Download a worksheet from the Education in Chemistry website for students to build representations of molecules using white and pink marshmallows, with teacher notes: rsc.li/2Ph8yR1

Story-telling enlivens the knowledge students need, and the discovery of the elements provides rich pickings. Discuss the ancient’s ideas of Earth, Fire, Air and Water as the foundations of the material world. Ask students to think about why these ideas may have developed. Explain how phlogiston was the forerunner of oxygen, and enjoy telling students phosphorous was discovered accidently after boiling urine. Pose questions such as: ‘Why do we describe water as a compound? Why is air a mixture? What is fire?’

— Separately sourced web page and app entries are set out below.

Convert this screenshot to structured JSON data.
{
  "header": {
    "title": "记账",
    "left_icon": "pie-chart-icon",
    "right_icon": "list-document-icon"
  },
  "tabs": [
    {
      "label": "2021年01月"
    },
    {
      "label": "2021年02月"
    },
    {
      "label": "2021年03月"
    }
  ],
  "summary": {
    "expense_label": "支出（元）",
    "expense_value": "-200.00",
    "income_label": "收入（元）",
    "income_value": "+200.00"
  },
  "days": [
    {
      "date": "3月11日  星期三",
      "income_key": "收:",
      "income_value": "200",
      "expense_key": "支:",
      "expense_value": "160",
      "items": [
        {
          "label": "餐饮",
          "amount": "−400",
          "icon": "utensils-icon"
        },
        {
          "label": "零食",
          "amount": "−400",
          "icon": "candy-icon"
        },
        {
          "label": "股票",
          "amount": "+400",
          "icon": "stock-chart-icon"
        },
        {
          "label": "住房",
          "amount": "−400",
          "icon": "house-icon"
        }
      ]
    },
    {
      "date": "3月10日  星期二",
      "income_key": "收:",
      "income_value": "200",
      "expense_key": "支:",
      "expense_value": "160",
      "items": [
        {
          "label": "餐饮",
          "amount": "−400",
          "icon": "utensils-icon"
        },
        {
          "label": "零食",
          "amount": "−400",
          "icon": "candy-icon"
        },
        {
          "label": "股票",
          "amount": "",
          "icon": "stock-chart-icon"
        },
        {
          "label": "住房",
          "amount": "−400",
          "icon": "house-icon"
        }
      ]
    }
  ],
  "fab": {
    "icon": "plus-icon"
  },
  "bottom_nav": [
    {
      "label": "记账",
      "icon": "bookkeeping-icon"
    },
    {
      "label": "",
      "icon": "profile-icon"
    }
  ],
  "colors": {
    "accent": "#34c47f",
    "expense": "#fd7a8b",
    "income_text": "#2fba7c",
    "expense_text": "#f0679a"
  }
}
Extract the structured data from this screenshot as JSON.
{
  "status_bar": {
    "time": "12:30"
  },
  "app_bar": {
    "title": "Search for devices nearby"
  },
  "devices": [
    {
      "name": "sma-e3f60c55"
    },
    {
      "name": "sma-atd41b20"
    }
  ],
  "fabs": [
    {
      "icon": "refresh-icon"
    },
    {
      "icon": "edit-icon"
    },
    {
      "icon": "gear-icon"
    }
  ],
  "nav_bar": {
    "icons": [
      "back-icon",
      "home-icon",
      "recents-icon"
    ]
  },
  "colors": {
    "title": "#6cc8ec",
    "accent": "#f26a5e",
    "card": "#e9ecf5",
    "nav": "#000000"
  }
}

Story-telling enlivens the knowledge students need, and the discovery of the elements provides rich pickings. Discuss the ancient’s ideas of Earth, Fire, Air and Water as the foundations of the material world. Ask students to think about why these ideas may have developed. Explain how phlogiston was the forerunner of oxygen (rsc.li/2vFwXI3), and enjoy telling students phosphorous was discovered accidently after boiling urine (rsc.li/2LUK5DX). Pose questions such as: ‘Why do we describe water as a compound? Why is air a mixture? What is fire?’

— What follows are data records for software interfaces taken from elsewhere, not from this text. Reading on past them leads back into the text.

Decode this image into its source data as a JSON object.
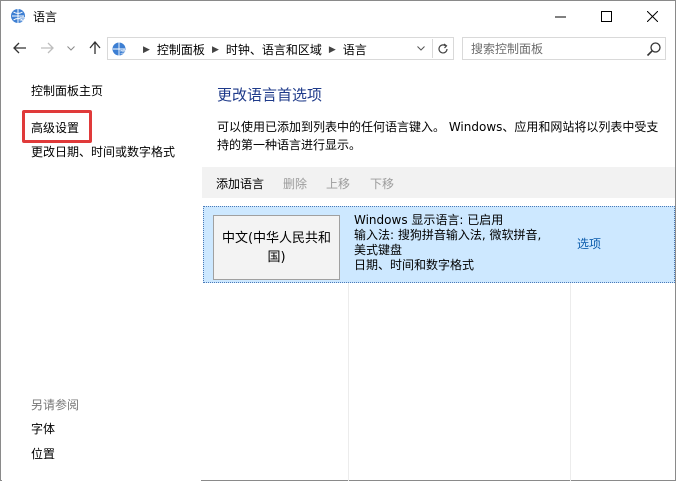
{
  "window": {
    "title": "语言"
  },
  "address_bar": {
    "breadcrumbs": [
      "控制面板",
      "时钟、语言和区域",
      "语言"
    ]
  },
  "search": {
    "placeholder": "搜索控制面板"
  },
  "left_pane": {
    "home_link": "控制面板主页",
    "advanced_link": "高级设置",
    "datetime_link": "更改日期、时间或数字格式",
    "see_also_heading": "另请参阅",
    "fonts_link": "字体",
    "location_link": "位置"
  },
  "main": {
    "title": "更改语言首选项",
    "description": "可以使用已添加到列表中的任何语言键入。 Windows、应用和网站将以列表中受支持的第一种语言进行显示。",
    "toolbar": {
      "add": "添加语言",
      "remove": "删除",
      "move_up": "上移",
      "move_down": "下移"
    },
    "languages": [
      {
        "name": "中文(中华人民共和国)",
        "display_language": "Windows 显示语言: 已启用",
        "input_method_line1": "输入法: 搜狗拼音输入法, 微软拼音,",
        "input_method_line2": "美式键盘",
        "date_time": "日期、时间和数字格式",
        "options_label": "选项"
      }
    ]
  },
  "colors": {
    "title_blue": "#1e3a8a",
    "link_blue": "#0b5cad",
    "selected_row": "#cde8ff",
    "highlight_red": "#e03a3a"
  }
}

Common misconceptions

A common misconception is that atoms share the properties of the bulk material. Emphasise how, for example, individual copper atoms have no colour, but billions of them joined together make a lustrous red metal. Furthermore, the element symbol (Cu) can actually represent billions of particles in a giant structure, rather than one individual atom.

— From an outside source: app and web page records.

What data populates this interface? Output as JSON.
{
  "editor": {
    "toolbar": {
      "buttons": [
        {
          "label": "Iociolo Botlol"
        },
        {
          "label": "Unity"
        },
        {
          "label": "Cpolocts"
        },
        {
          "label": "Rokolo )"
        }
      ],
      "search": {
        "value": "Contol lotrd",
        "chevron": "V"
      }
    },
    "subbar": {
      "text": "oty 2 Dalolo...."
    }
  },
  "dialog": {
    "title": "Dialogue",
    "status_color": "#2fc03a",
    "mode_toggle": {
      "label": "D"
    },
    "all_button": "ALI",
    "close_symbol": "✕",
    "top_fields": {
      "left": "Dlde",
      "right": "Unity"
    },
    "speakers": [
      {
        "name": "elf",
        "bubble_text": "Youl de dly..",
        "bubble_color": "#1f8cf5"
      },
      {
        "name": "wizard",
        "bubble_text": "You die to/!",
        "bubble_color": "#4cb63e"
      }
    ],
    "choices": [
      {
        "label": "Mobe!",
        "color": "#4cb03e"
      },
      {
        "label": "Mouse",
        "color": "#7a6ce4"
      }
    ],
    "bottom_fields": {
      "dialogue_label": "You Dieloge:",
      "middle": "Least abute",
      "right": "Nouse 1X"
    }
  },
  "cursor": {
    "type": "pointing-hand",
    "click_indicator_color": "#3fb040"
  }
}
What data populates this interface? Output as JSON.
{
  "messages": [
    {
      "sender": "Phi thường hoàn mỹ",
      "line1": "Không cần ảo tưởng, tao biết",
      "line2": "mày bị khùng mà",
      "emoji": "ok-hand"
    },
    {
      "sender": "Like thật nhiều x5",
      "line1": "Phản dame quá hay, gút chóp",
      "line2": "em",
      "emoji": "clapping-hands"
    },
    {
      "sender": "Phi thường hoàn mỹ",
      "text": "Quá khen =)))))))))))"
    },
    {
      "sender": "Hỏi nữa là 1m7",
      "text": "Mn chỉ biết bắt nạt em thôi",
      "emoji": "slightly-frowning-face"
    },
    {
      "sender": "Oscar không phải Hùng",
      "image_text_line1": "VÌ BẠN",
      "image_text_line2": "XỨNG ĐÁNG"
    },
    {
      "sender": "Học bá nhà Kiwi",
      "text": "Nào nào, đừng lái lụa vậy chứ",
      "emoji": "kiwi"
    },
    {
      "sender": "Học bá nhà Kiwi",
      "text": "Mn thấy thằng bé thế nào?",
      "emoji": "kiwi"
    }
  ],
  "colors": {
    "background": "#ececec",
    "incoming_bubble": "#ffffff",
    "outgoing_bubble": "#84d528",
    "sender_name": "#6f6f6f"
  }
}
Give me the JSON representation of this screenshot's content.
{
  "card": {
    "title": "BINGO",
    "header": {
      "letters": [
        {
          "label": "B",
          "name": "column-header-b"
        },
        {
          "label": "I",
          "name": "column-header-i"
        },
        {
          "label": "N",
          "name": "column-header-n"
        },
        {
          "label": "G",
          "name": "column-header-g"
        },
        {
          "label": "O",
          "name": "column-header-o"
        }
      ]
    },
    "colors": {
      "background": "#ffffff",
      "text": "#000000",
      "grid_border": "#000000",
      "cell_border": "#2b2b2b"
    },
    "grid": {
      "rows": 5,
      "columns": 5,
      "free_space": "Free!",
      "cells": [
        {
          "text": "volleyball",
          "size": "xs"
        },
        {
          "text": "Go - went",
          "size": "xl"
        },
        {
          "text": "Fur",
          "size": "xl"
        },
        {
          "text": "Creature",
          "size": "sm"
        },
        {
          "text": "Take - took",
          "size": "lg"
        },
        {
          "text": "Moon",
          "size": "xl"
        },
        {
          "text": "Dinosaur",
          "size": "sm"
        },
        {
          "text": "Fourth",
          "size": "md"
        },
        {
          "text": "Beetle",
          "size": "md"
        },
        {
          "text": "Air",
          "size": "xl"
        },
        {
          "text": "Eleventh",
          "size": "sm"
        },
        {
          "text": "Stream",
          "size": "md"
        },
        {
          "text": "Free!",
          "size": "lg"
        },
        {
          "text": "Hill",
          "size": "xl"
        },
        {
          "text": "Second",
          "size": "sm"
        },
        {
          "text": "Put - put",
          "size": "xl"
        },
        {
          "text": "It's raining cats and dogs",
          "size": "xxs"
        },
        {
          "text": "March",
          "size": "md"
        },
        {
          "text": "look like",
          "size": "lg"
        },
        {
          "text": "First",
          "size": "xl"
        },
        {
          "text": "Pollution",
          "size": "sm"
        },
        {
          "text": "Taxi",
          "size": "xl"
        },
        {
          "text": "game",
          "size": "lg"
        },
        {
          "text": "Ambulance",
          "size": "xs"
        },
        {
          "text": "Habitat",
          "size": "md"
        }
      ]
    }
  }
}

A common misconception is that atoms share the properties of the bulk material (rsc.li/2KxjYNR). Emphasise how, for example, individual copper atoms have no colour, but billions of them joined together make a lustrous red metal. Furthermore, the element symbol (Cu) can actually represent billions of particles in a giant structure, rather than one individual atom.

Scientific keywords often have different non-scientific meanings, leading to many misconceptions. Literacy has a big impact on students’ achievement in science, so tackle this head-on by explicitly defining and working with new keywords. Use graphic organisers to help students make links between words and concepts, and use low-stakes vocabulary quizzes. The act of quizzing itself aids retention, and familiarity with key language can reduce the cognitive load on working memory. This leaves students with a greater capacity for understanding the important underlying concepts.

Formative assessment

Another good starting point for this topic is to have students learn the names and symbols of the first twenty elements. This can build a student’s confidence and fluency when discussing elements. Chemistry vocabulary tests or memory games are a straightforward way of aiding this memorisation.

Progression to 14–16

Models of elements and compounds using pink and white marshmallows and cocktail sticks

Source: Royal Society of Chemistry

Understanding elements and compounds is fundamental to many aspects of more advanced study. The models learnt at ages 11–14 will be extended to include types of bonding and giant lattices. Students will learn the detailed structure of atoms and how elements can be defined in terms of atomic number. The particle model will be extended, and they will appreciate that particles can be atoms, ions or molecules.

Be explicit that the models for ages 11–14 are not the ‘end of the story’ and more complex models will be used at ages 14–16.

Bear in mind, as you teach this topic, that elements and compounds are often represented as molecular gases at this stage, for simplicity. If you want to stretch students, you could get them to sketch molecules in a range of states.

Take-home points

  • Elements and compounds are part of a chemist’s ‘language’. Help students develop familiarity with names and symbols.
  • Students can struggle to make links between the elements, compounds, and reactions they can observe (macroscopic) and the things they can’t (sub-microscopic or symbolic representations). Make these links explicit, and review them regularly.
  • Models can help students make the links between language and concepts, and come in many forms. Model your thinking out-loud when you  introduce models.